part of that. so it wasn't the united states dictating that maliki stay or not stay. let's not forget that iraq is a sovereign nation. it has elections. we may not like the outcomes, but it is a sovereign country. that was the entire point when general -- when president bush signed the december, 2008, agreement to leave iraq. it was a sovereign nation. so the united states didn't force or push through some new system of influence it was the people that made that decision. >> i want to touch on the issue of the shiite militia. as we looked at the surge, one of our successes in the surge was certainly our ability to bring over moderate sunnis. that was noted at the time and talked about a great deal about our ability to finally get the cooperation of a lot of moderate
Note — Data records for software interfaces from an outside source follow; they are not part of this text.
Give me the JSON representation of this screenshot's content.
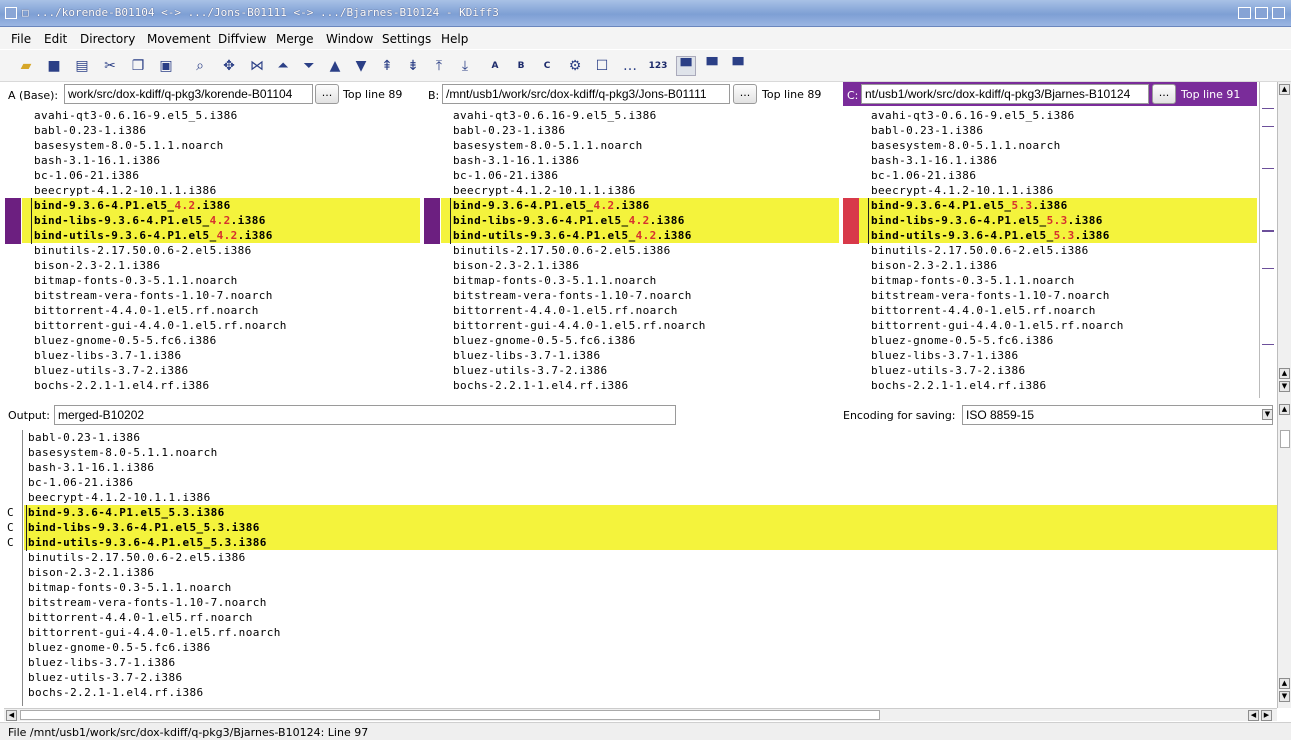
{
  "window": {
    "title": "□ .../korende-B01104 <-> .../Jons-B01111 <-> .../Bjarnes-B10124 - KDiff3"
  },
  "menu": [
    "File",
    "Edit",
    "Directory",
    "Movement",
    "Diffview",
    "Merge",
    "Window",
    "Settings",
    "Help"
  ],
  "toolbar": {
    "text_tools": [
      "A",
      "B",
      "C",
      "123"
    ]
  },
  "panes": {
    "a": {
      "label": "A (Base):",
      "path": "work/src/dox-kdiff/q-pkg3/korende-B01104",
      "browse": "...",
      "top_line": "Top line 89"
    },
    "b": {
      "label": "B:",
      "path": "/mnt/usb1/work/src/dox-kdiff/q-pkg3/Jons-B01111",
      "browse": "...",
      "top_line": "Top line 89"
    },
    "c": {
      "label": "C:",
      "path": "nt/usb1/work/src/dox-kdiff/q-pkg3/Bjarnes-B10124",
      "browse": "...",
      "top_line": "Top line 91"
    }
  },
  "lines_a": [
    "avahi-qt3-0.6.16-9.el5_5.i386",
    "babl-0.23-1.i386",
    "basesystem-8.0-5.1.1.noarch",
    "bash-3.1-16.1.i386",
    "bc-1.06-21.i386",
    "beecrypt-4.1.2-10.1.1.i386",
    "bind-9.3.6-4.P1.el5_4.2.i386",
    "bind-libs-9.3.6-4.P1.el5_4.2.i386",
    "bind-utils-9.3.6-4.P1.el5_4.2.i386",
    "binutils-2.17.50.0.6-2.el5.i386",
    "bison-2.3-2.1.i386",
    "bitmap-fonts-0.3-5.1.1.noarch",
    "bitstream-vera-fonts-1.10-7.noarch",
    "bittorrent-4.4.0-1.el5.rf.noarch",
    "bittorrent-gui-4.4.0-1.el5.rf.noarch",
    "bluez-gnome-0.5-5.fc6.i386",
    "bluez-libs-3.7-1.i386",
    "bluez-utils-3.7-2.i386",
    "bochs-2.2.1-1.el4.rf.i386"
  ],
  "lines_c_diff": [
    "bind-9.3.6-4.P1.el5_5.3.i386",
    "bind-libs-9.3.6-4.P1.el5_5.3.i386",
    "bind-utils-9.3.6-4.P1.el5_5.3.i386"
  ],
  "output": {
    "label": "Output:",
    "name": "merged-B10202",
    "encoding_label": "Encoding for saving:",
    "encoding": "ISO 8859-15",
    "conflict_mark": "C",
    "lines": [
      "babl-0.23-1.i386",
      "basesystem-8.0-5.1.1.noarch",
      "bash-3.1-16.1.i386",
      "bc-1.06-21.i386",
      "beecrypt-4.1.2-10.1.1.i386",
      "bind-9.3.6-4.P1.el5_5.3.i386",
      "bind-libs-9.3.6-4.P1.el5_5.3.i386",
      "bind-utils-9.3.6-4.P1.el5_5.3.i386",
      "binutils-2.17.50.0.6-2.el5.i386",
      "bison-2.3-2.1.i386",
      "bitmap-fonts-0.3-5.1.1.noarch",
      "bitstream-vera-fonts-1.10-7.noarch",
      "bittorrent-4.4.0-1.el5.rf.noarch",
      "bittorrent-gui-4.4.0-1.el5.rf.noarch",
      "bluez-gnome-0.5-5.fc6.i386",
      "bluez-libs-3.7-1.i386",
      "bluez-utils-3.7-2.i386",
      "bochs-2.2.1-1.el4.rf.i386"
    ]
  },
  "status": "File /mnt/usb1/work/src/dox-kdiff/q-pkg3/Bjarnes-B10124: Line 97",
  "colors": {
    "highlight": "#f4f33c",
    "marker_ab": "#6c1f80",
    "marker_c": "#d8394a",
    "c_header": "#7a2c9a",
    "diff_text": "#d6322e"
  }
}
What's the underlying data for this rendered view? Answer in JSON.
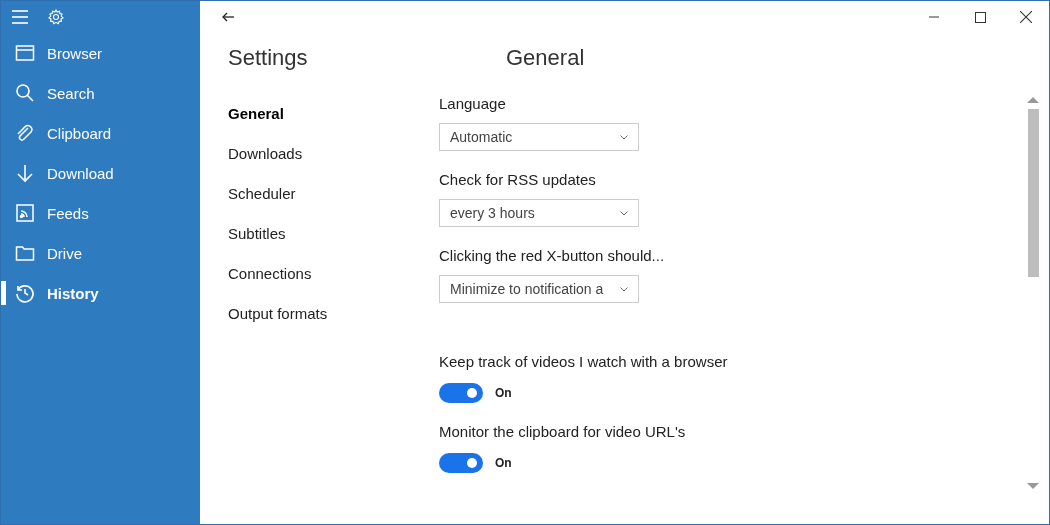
{
  "sidebar": {
    "items": [
      {
        "label": "Browser",
        "kind": "browser",
        "selected": false
      },
      {
        "label": "Search",
        "kind": "search",
        "selected": false
      },
      {
        "label": "Clipboard",
        "kind": "clip",
        "selected": false
      },
      {
        "label": "Download",
        "kind": "download",
        "selected": false
      },
      {
        "label": "Feeds",
        "kind": "feed",
        "selected": false
      },
      {
        "label": "Drive",
        "kind": "folder",
        "selected": false
      },
      {
        "label": "History",
        "kind": "history",
        "selected": true
      }
    ]
  },
  "page_title": "Settings",
  "section_title": "General",
  "nav": [
    {
      "label": "General",
      "selected": true
    },
    {
      "label": "Downloads",
      "selected": false
    },
    {
      "label": "Scheduler",
      "selected": false
    },
    {
      "label": "Subtitles",
      "selected": false
    },
    {
      "label": "Connections",
      "selected": false
    },
    {
      "label": "Output formats",
      "selected": false
    }
  ],
  "settings": [
    {
      "kind": "dropdown",
      "label": "Language",
      "value": "Automatic"
    },
    {
      "kind": "dropdown",
      "label": "Check for RSS updates",
      "value": "every 3 hours"
    },
    {
      "kind": "dropdown",
      "label": "Clicking the red X-button should...",
      "value": "Minimize to notification a"
    },
    {
      "kind": "toggle",
      "label": "Keep track of videos I watch with a browser",
      "on": true,
      "state_text": "On"
    },
    {
      "kind": "toggle",
      "label": "Monitor the clipboard for video URL's",
      "on": true,
      "state_text": "On"
    }
  ]
}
sunnis. clearly the sunnis have thrown in with isil because of the political problems they were thrown in this terms of exclusion from the iraqi government. so the clerics put out the call to rappel ie still to the shiite militias and they have been partially responsible for the successes that have occurred on the ground what are we doing? this is one of many complex problems that presents its in this tang that will we're in how are with going to deal with the empowerment of the militia as we try to get a political solution which is a unified government and security forces that represent all parts of that country? >> a couple things. one is i'm reluctant -- i try not to talk about the sunni as a mono lithic block. if the senator's chart was still up theret